▶ **HOW TO COMPLETE THIS TASK**:
The records below are to be output exactly, except for their pictures.

Start of PROVIDED RECORDS

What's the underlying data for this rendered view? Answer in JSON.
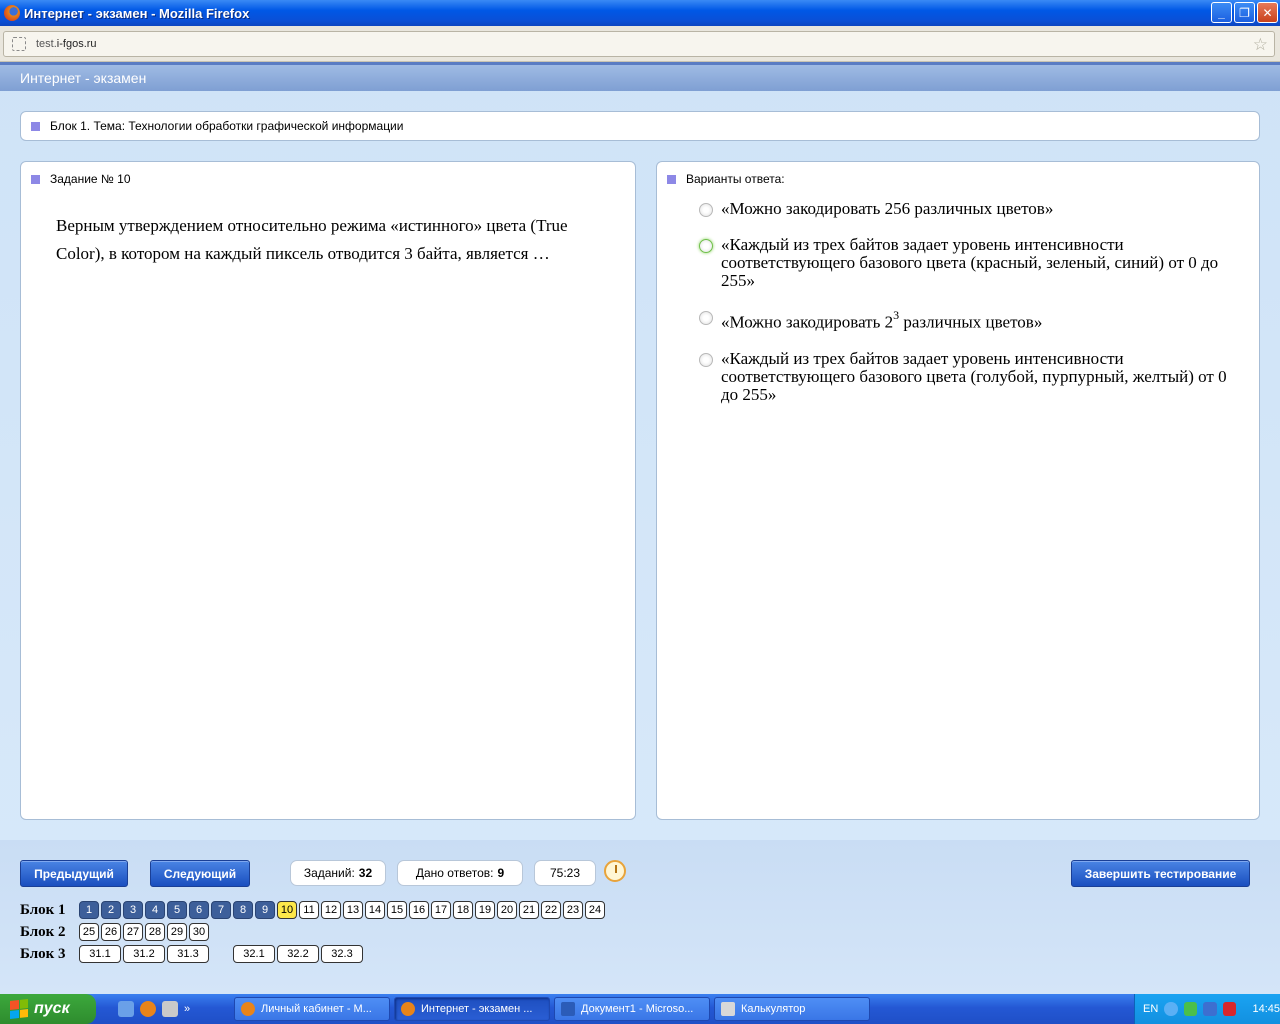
{
  "window": {
    "title": "Интернет - экзамен - Mozilla Firefox",
    "buttons": [
      "minimize",
      "maximize",
      "close"
    ]
  },
  "browser": {
    "url_prefix": "test.",
    "url_host": "i-fgos.ru"
  },
  "app": {
    "header": "Интернет - экзамен"
  },
  "block_bar": {
    "text": "Блок 1. Тема: Технологии обработки графической информации"
  },
  "task_panel": {
    "heading": "Задание № 10",
    "question": "Верным утверждением относительно режима «истинного» цвета (True Color), в котором на каждый пиксель отводится 3 байта, является …"
  },
  "answers_panel": {
    "heading": "Варианты ответа:",
    "options": [
      {
        "text": "«Можно закодировать 256 различных цветов»"
      },
      {
        "text": "«Каждый из трех байтов задает уровень интенсивности соответствующего базового цвета (красный, зеленый, синий) от 0 до 255»"
      },
      {
        "text_before": "«Можно закодировать 2",
        "sup": "3",
        "text_after": " различных цветов»"
      },
      {
        "text": "«Каждый из трех байтов задает уровень интенсивности соответствующего базового цвета (голубой, пурпурный, желтый) от 0 до 255»"
      }
    ]
  },
  "controls": {
    "prev": "Предыдущий",
    "next": "Следующий",
    "tasks_label": "Заданий:",
    "tasks_value": "32",
    "answers_label": "Дано ответов:",
    "answers_value": "9",
    "timer": "75:23",
    "finish": "Завершить тестирование"
  },
  "navigation": {
    "block1": {
      "label": "Блок 1",
      "items": [
        "1",
        "2",
        "3",
        "4",
        "5",
        "6",
        "7",
        "8",
        "9",
        "10",
        "11",
        "12",
        "13",
        "14",
        "15",
        "16",
        "17",
        "18",
        "19",
        "20",
        "21",
        "22",
        "23",
        "24"
      ],
      "answered": [
        "1",
        "2",
        "3",
        "4",
        "5",
        "6",
        "7",
        "8",
        "9"
      ],
      "current": "10"
    },
    "block2": {
      "label": "Блок 2",
      "items": [
        "25",
        "26",
        "27",
        "28",
        "29",
        "30"
      ]
    },
    "block3": {
      "label": "Блок 3",
      "items_a": [
        "31.1",
        "31.2",
        "31.3"
      ],
      "items_b": [
        "32.1",
        "32.2",
        "32.3"
      ]
    }
  },
  "taskbar": {
    "start": "пуск",
    "tasks": [
      "Личный кабинет - M...",
      "Интернет - экзамен ...",
      "Документ1 - Microso...",
      "Калькулятор"
    ],
    "lang": "EN",
    "time": "14:45"
  },
  "colors": {
    "answered": "#3d5f9a",
    "current": "#fde84a",
    "button": "#1a4fbf",
    "marker": "#8d88e6"
  }
}
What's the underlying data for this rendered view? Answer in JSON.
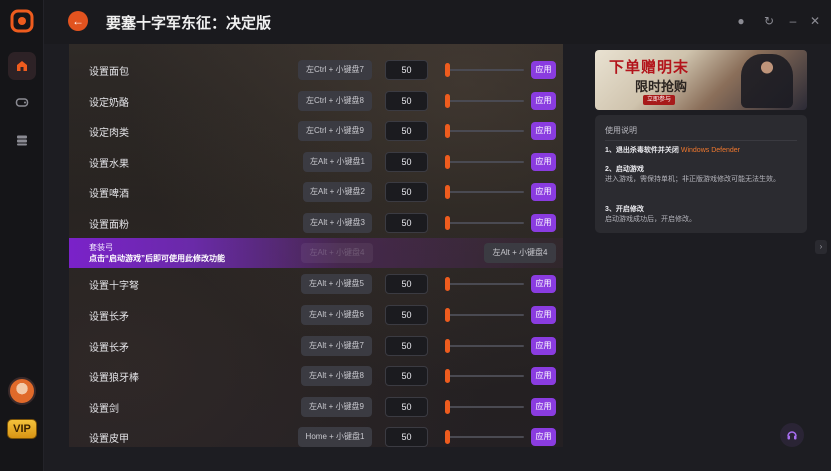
{
  "app": {
    "title": "要塞十字军东征：决定版",
    "vip_label": "VIP"
  },
  "sidebar": {
    "items": [
      {
        "icon": "home-icon"
      },
      {
        "icon": "gamepad-icon"
      },
      {
        "icon": "stack-icon"
      }
    ]
  },
  "rows": [
    {
      "label": "设置面包",
      "hotkey": "左Ctrl + 小键盘7",
      "value": "50",
      "apply": "应用"
    },
    {
      "label": "设定奶酪",
      "hotkey": "左Ctrl + 小键盘8",
      "value": "50",
      "apply": "应用"
    },
    {
      "label": "设定肉类",
      "hotkey": "左Ctrl + 小键盘9",
      "value": "50",
      "apply": "应用"
    },
    {
      "label": "设置水果",
      "hotkey": "左Alt + 小键盘1",
      "value": "50",
      "apply": "应用"
    },
    {
      "label": "设置啤酒",
      "hotkey": "左Alt + 小键盘2",
      "value": "50",
      "apply": "应用"
    },
    {
      "label": "设置面粉",
      "hotkey": "左Alt + 小键盘3",
      "value": "50",
      "apply": "应用"
    }
  ],
  "banner": {
    "line1": "套装弓",
    "line2": "点击“启动游戏”后即可使用此修改功能",
    "faded_hotkey": "左Alt + 小键盘4",
    "hotkey": "左Alt + 小键盘4"
  },
  "rows2": [
    {
      "label": "设置十字弩",
      "hotkey": "左Alt + 小键盘5",
      "value": "50",
      "apply": "应用"
    },
    {
      "label": "设置长矛",
      "hotkey": "左Alt + 小键盘6",
      "value": "50",
      "apply": "应用"
    },
    {
      "label": "设置长矛",
      "hotkey": "左Alt + 小键盘7",
      "value": "50",
      "apply": "应用"
    },
    {
      "label": "设置狼牙棒",
      "hotkey": "左Alt + 小键盘8",
      "value": "50",
      "apply": "应用"
    },
    {
      "label": "设置剑",
      "hotkey": "左Alt + 小键盘9",
      "value": "50",
      "apply": "应用"
    },
    {
      "label": "设置皮甲",
      "hotkey": "Home + 小键盘1",
      "value": "50",
      "apply": "应用"
    }
  ],
  "ad": {
    "title": "下单赠明末",
    "subtitle": "限时抢购",
    "button": "立即参与"
  },
  "help": {
    "title": "使用说明",
    "step1_title": "1、退出杀毒软件并关闭",
    "step1_highlight": "Windows Defender",
    "step2_title": "2、启动游戏",
    "step2_desc": "进入游戏，需保持单机；非正版游戏修改可能无法生效。",
    "step3_title": "3、开启修改",
    "step3_desc": "启动游戏成功后，开启修改。"
  },
  "colors": {
    "accent": "#ee5c1e",
    "apply": "#8a3ce0",
    "banner": "#7a22c9"
  }
}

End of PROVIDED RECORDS

▶ **SOLUTION**:
What's the underlying data for this rendered view? Answer in JSON.
{
  "window": {
    "title": "Интернет - экзамен - Mozilla Firefox",
    "buttons": [
      "minimize",
      "maximize",
      "close"
    ]
  },
  "browser": {
    "url_prefix": "test.",
    "url_host": "i-fgos.ru"
  },
  "app": {
    "header": "Интернет - экзамен"
  },
  "block_bar": {
    "text": "Блок 1. Тема: Технологии обработки графической информации"
  },
  "task_panel": {
    "heading": "Задание № 10",
    "question": "Верным утверждением относительно режима «истинного» цвета (True Color), в котором на каждый пиксель отводится 3 байта, является …"
  },
  "answers_panel": {
    "heading": "Варианты ответа:",
    "options": [
      {
        "text": "«Можно закодировать 256 различных цветов»"
      },
      {
        "text": "«Каждый из трех байтов задает уровень интенсивности соответствующего базового цвета (красный, зеленый, синий) от 0 до 255»"
      },
      {
        "text_before": "«Можно закодировать 2",
        "sup": "3",
        "text_after": " различных цветов»"
      },
      {
        "text": "«Каждый из трех байтов задает уровень интенсивности соответствующего базового цвета (голубой, пурпурный, желтый) от 0 до 255»"
      }
    ]
  },
  "controls": {
    "prev": "Предыдущий",
    "next": "Следующий",
    "tasks_label": "Заданий:",
    "tasks_value": "32",
    "answers_label": "Дано ответов:",
    "answers_value": "9",
    "timer": "75:23",
    "finish": "Завершить тестирование"
  },
  "navigation": {
    "block1": {
      "label": "Блок 1",
      "items": [
        "1",
        "2",
        "3",
        "4",
        "5",
        "6",
        "7",
        "8",
        "9",
        "10",
        "11",
        "12",
        "13",
        "14",
        "15",
        "16",
        "17",
        "18",
        "19",
        "20",
        "21",
        "22",
        "23",
        "24"
      ],
      "answered": [
        "1",
        "2",
        "3",
        "4",
        "5",
        "6",
        "7",
        "8",
        "9"
      ],
      "current": "10"
    },
    "block2": {
      "label": "Блок 2",
      "items": [
        "25",
        "26",
        "27",
        "28",
        "29",
        "30"
      ]
    },
    "block3": {
      "label": "Блок 3",
      "items_a": [
        "31.1",
        "31.2",
        "31.3"
      ],
      "items_b": [
        "32.1",
        "32.2",
        "32.3"
      ]
    }
  },
  "taskbar": {
    "start": "пуск",
    "tasks": [
      "Личный кабинет - M...",
      "Интернет - экзамен ...",
      "Документ1 - Microso...",
      "Калькулятор"
    ],
    "lang": "EN",
    "time": "14:45"
  },
  "colors": {
    "answered": "#3d5f9a",
    "current": "#fde84a",
    "button": "#1a4fbf",
    "marker": "#8d88e6"
  }
}
What's the underlying data for this rendered view? Answer in JSON.
{
  "app": {
    "title": "要塞十字军东征：决定版",
    "vip_label": "VIP"
  },
  "sidebar": {
    "items": [
      {
        "icon": "home-icon"
      },
      {
        "icon": "gamepad-icon"
      },
      {
        "icon": "stack-icon"
      }
    ]
  },
  "rows": [
    {
      "label": "设置面包",
      "hotkey": "左Ctrl + 小键盘7",
      "value": "50",
      "apply": "应用"
    },
    {
      "label": "设定奶酪",
      "hotkey": "左Ctrl + 小键盘8",
      "value": "50",
      "apply": "应用"
    },
    {
      "label": "设定肉类",
      "hotkey": "左Ctrl + 小键盘9",
      "value": "50",
      "apply": "应用"
    },
    {
      "label": "设置水果",
      "hotkey": "左Alt + 小键盘1",
      "value": "50",
      "apply": "应用"
    },
    {
      "label": "设置啤酒",
      "hotkey": "左Alt + 小键盘2",
      "value": "50",
      "apply": "应用"
    },
    {
      "label": "设置面粉",
      "hotkey": "左Alt + 小键盘3",
      "value": "50",
      "apply": "应用"
    }
  ],
  "banner": {
    "line1": "套装弓",
    "line2": "点击“启动游戏”后即可使用此修改功能",
    "faded_hotkey": "左Alt + 小键盘4",
    "hotkey": "左Alt + 小键盘4"
  },
  "rows2": [
    {
      "label": "设置十字弩",
      "hotkey": "左Alt + 小键盘5",
      "value": "50",
      "apply": "应用"
    },
    {
      "label": "设置长矛",
      "hotkey": "左Alt + 小键盘6",
      "value": "50",
      "apply": "应用"
    },
    {
      "label": "设置长矛",
      "hotkey": "左Alt + 小键盘7",
      "value": "50",
      "apply": "应用"
    },
    {
      "label": "设置狼牙棒",
      "hotkey": "左Alt + 小键盘8",
      "value": "50",
      "apply": "应用"
    },
    {
      "label": "设置剑",
      "hotkey": "左Alt + 小键盘9",
      "value": "50",
      "apply": "应用"
    },
    {
      "label": "设置皮甲",
      "hotkey": "Home + 小键盘1",
      "value": "50",
      "apply": "应用"
    }
  ],
  "ad": {
    "title": "下单赠明末",
    "subtitle": "限时抢购",
    "button": "立即参与"
  },
  "help": {
    "title": "使用说明",
    "step1_title": "1、退出杀毒软件并关闭",
    "step1_highlight": "Windows Defender",
    "step2_title": "2、启动游戏",
    "step2_desc": "进入游戏，需保持单机；非正版游戏修改可能无法生效。",
    "step3_title": "3、开启修改",
    "step3_desc": "启动游戏成功后，开启修改。"
  },
  "colors": {
    "accent": "#ee5c1e",
    "apply": "#8a3ce0",
    "banner": "#7a22c9"
  }
}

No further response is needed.